The country moved up the deployment of its “three pillars” of defense by about three years as a result of North Korean despot Kim Jong Un’s saber-rattling missile launches, according to the Telegraph.

The three-pronged strategy had been scheduled to be in place by the mid-2020s, but Pyongyang’s increasingly bellicose and unpredictable behavior has forced Seoul to alter that timeline.

The Kill Chain program is designed to detect, identify and intercept incoming missiles in the shortest possible time.

The strategy’s final component is the Korea Massive Punishment & Retaliation plan, under which Seoul will attack leadership targets in the North if it detects signs that the rogue regime is planning to use nukes.

Tensions have soared as Kim has [continued to defy the UN, launching numerous missile tests in violation of the UN]. He has traded bombastic threats with President Trump, who tweeted Saturday that “only one thing will work” to tame Pyongyang.

Reprinted here for educational purposes only. May not be reproduced on other websites without permission from the New York Post.

Questions

1. List the following information for South Korea: (see the CIA World FactBook website for answers)
a) capital:
b) location/the countries that share its borders:
c) the religious breakdown of the population:
d) the type of government:
e) the chief of state (and head of government if different):
f) the population:

2. The first paragraph of a news article should answer the questions who, what, where and when. List the who, what, where and when of this news item. (NOTE: The remainder of a news article provides details on the why and/or how.)

3. a) Define graphite and pre-emptive strike as used in the article.
b) What is a blackout bomb? How does it work?
c) Why is it often referred to as a “soft bomb”?

4. a) When/where have blackout bombs been used in the past? How effective were they?
b) Why do analysts think blackout bombs will be effective in North Korea? Be specific.
c) What is the drawback to the effectiveness of this “soft bomb”?

5. What is South Korea’s Kill Chain program?

6. Ask a parent: what do you think of this as a pre-emptive strategy? Should South Korea use it now, or wait? If wait, until when? Please explain your answer.


Free Answers — Sign-up here to receive a weekly email with answers.

Background

A graphite bomb (also known as the “Blackout Bomb” or the “Soft Bomb”) is a non-lethal weapon used to disable electrical power systems. Read more at wikipedia.

The term kill chain was originally used as a military concept related to the structure of an attack; consisting of target identification, force dispatch to target, decision and order to attack the target, and finally the destruction of the target. Conversely, the idea of “breaking” an opponent’s kill chain is a method of defense or preemptive action.

A new American military contingency plan called “Kill Chain” is reportedly the first step in a new strategy to use satellite imagery to identify North Korean launch sites, nuclear facilities and manufacturing capability and destroy them pre-emptively if a conflict seems imminent.

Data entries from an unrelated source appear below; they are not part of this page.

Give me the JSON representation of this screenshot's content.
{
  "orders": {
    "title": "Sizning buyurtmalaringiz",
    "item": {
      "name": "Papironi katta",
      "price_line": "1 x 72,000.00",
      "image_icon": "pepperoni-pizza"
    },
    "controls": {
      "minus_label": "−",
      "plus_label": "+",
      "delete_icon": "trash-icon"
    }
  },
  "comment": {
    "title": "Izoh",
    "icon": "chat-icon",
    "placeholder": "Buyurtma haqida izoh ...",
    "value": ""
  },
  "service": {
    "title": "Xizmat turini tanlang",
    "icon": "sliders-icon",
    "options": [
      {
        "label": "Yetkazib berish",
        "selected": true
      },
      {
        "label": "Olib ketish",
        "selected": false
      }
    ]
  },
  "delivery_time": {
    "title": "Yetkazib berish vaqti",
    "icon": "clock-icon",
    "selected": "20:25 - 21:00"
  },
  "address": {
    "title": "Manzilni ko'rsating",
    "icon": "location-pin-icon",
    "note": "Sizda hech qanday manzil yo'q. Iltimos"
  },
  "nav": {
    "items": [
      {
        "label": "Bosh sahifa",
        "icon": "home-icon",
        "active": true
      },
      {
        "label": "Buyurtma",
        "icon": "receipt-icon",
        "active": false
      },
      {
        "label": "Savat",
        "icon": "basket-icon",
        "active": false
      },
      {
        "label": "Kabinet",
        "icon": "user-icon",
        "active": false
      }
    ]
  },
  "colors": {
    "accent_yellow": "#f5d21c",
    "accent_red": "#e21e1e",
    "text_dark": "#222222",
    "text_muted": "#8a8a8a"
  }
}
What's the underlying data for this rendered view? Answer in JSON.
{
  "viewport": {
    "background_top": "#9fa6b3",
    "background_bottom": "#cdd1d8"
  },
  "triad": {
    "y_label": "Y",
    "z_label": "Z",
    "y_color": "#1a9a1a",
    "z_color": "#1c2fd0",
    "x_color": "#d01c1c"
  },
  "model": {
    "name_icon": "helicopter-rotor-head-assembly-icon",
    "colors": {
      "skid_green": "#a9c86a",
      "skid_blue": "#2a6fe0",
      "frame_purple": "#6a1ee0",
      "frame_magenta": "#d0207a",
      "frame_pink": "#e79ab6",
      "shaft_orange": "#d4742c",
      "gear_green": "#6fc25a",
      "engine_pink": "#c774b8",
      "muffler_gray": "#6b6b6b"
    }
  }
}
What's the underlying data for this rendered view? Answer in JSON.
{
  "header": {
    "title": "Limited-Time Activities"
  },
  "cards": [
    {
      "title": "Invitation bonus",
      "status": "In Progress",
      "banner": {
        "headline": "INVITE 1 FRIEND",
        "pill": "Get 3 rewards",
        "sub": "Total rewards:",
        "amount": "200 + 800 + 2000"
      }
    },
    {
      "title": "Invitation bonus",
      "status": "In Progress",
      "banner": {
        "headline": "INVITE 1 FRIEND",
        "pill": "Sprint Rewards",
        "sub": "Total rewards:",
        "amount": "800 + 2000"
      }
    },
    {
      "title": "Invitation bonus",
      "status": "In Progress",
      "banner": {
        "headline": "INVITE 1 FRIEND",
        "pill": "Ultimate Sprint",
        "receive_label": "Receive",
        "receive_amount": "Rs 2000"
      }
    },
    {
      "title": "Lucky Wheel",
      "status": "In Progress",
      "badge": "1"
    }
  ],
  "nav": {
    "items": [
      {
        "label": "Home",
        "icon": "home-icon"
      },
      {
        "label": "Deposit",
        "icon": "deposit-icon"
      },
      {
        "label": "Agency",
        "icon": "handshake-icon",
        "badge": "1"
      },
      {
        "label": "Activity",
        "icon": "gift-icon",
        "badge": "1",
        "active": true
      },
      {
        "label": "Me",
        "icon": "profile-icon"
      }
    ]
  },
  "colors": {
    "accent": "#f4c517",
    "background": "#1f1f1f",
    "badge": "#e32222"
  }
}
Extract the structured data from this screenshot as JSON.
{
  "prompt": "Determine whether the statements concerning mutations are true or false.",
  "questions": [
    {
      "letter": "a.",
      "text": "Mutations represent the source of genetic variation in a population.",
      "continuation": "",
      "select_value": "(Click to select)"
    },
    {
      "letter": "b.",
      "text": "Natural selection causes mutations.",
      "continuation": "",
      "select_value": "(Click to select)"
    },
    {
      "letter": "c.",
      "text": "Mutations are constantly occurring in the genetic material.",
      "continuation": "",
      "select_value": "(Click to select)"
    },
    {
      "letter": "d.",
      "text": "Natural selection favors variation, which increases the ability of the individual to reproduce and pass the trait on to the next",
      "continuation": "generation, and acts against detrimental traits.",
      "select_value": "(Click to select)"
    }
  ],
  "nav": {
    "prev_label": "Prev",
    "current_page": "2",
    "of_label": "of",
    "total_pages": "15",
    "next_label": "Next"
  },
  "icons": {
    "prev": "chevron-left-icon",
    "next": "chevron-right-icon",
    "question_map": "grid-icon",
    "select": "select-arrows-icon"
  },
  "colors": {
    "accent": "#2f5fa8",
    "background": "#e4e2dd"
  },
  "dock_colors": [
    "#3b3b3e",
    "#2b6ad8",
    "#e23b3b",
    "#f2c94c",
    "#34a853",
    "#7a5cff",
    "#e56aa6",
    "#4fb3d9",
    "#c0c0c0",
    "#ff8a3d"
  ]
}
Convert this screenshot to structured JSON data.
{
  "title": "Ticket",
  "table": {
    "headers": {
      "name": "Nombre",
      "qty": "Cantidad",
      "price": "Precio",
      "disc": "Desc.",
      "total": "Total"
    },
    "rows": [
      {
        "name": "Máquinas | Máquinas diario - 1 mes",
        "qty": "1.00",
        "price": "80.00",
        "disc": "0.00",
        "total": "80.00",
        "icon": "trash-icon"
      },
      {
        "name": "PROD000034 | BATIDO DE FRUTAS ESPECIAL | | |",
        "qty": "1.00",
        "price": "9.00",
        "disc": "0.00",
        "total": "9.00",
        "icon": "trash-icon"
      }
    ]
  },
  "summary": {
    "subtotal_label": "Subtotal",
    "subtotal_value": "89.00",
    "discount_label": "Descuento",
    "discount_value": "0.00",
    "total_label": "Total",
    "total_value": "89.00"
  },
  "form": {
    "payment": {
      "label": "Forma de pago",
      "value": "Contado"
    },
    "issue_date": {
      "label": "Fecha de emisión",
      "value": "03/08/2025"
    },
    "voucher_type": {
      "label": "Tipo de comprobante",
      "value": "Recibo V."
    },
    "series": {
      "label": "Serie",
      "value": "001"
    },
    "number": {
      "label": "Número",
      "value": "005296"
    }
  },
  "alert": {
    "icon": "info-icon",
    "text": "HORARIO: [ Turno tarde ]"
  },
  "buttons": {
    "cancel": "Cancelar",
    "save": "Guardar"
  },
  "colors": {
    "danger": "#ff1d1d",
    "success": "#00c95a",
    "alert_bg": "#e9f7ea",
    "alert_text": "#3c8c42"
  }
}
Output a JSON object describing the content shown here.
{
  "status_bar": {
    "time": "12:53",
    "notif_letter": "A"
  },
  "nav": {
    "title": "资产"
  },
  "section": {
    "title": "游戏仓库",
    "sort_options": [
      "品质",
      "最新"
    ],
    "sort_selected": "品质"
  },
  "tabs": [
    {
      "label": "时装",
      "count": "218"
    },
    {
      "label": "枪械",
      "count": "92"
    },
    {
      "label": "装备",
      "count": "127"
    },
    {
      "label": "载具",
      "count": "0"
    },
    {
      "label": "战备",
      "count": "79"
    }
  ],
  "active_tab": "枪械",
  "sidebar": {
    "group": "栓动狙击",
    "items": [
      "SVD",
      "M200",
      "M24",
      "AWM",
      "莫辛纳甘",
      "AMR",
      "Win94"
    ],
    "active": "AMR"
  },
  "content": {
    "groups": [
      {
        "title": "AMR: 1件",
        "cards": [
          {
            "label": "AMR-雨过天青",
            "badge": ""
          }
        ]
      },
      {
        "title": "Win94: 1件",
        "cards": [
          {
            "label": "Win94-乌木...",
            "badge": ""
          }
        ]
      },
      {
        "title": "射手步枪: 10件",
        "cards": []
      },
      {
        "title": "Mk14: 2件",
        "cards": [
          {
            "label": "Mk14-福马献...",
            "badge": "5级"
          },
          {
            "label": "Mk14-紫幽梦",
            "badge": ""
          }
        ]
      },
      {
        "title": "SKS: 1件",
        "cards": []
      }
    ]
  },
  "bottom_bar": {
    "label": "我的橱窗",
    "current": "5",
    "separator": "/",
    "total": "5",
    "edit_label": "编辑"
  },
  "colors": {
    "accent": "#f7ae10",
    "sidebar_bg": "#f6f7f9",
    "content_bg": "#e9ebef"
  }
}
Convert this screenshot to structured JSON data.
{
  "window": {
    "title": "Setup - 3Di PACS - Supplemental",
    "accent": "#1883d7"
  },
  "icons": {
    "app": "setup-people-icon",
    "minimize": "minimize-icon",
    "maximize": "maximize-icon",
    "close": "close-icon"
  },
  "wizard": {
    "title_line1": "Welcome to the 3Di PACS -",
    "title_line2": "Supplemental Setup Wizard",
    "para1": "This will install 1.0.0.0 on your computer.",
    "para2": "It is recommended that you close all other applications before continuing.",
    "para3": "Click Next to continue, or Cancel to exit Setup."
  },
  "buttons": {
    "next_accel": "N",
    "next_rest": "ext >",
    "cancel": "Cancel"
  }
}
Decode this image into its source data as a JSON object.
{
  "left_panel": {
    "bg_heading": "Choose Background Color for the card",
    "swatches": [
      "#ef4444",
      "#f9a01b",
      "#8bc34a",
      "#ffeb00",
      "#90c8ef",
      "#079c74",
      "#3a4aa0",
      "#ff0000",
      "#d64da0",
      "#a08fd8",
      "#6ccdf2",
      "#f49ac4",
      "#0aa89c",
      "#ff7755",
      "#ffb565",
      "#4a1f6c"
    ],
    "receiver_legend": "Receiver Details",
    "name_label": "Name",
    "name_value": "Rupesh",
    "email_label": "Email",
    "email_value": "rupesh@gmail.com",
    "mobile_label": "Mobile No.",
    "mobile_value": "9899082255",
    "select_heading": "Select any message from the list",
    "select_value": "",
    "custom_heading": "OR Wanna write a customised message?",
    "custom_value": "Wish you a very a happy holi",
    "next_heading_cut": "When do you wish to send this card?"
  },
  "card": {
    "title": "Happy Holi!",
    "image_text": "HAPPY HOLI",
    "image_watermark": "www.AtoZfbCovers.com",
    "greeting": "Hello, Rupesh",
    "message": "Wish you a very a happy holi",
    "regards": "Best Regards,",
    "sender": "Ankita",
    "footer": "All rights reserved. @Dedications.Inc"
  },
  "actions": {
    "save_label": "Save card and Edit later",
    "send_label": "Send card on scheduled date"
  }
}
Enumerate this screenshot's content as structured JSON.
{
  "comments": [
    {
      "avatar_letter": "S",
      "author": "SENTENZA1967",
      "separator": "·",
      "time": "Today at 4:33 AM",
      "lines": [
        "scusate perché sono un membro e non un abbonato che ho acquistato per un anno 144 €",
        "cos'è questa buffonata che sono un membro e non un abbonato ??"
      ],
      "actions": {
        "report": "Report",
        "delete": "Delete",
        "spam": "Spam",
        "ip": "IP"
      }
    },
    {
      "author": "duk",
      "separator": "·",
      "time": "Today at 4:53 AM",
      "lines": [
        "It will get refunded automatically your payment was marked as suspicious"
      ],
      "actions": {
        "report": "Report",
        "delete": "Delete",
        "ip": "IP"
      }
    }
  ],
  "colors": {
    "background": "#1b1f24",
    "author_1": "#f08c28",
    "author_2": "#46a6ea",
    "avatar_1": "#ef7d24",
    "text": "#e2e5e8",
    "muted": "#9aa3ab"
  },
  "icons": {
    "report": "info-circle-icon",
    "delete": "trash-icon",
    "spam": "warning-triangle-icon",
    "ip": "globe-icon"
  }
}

The plan was mentioned in a joint statement by the United States and South Korea. (from wikipedia)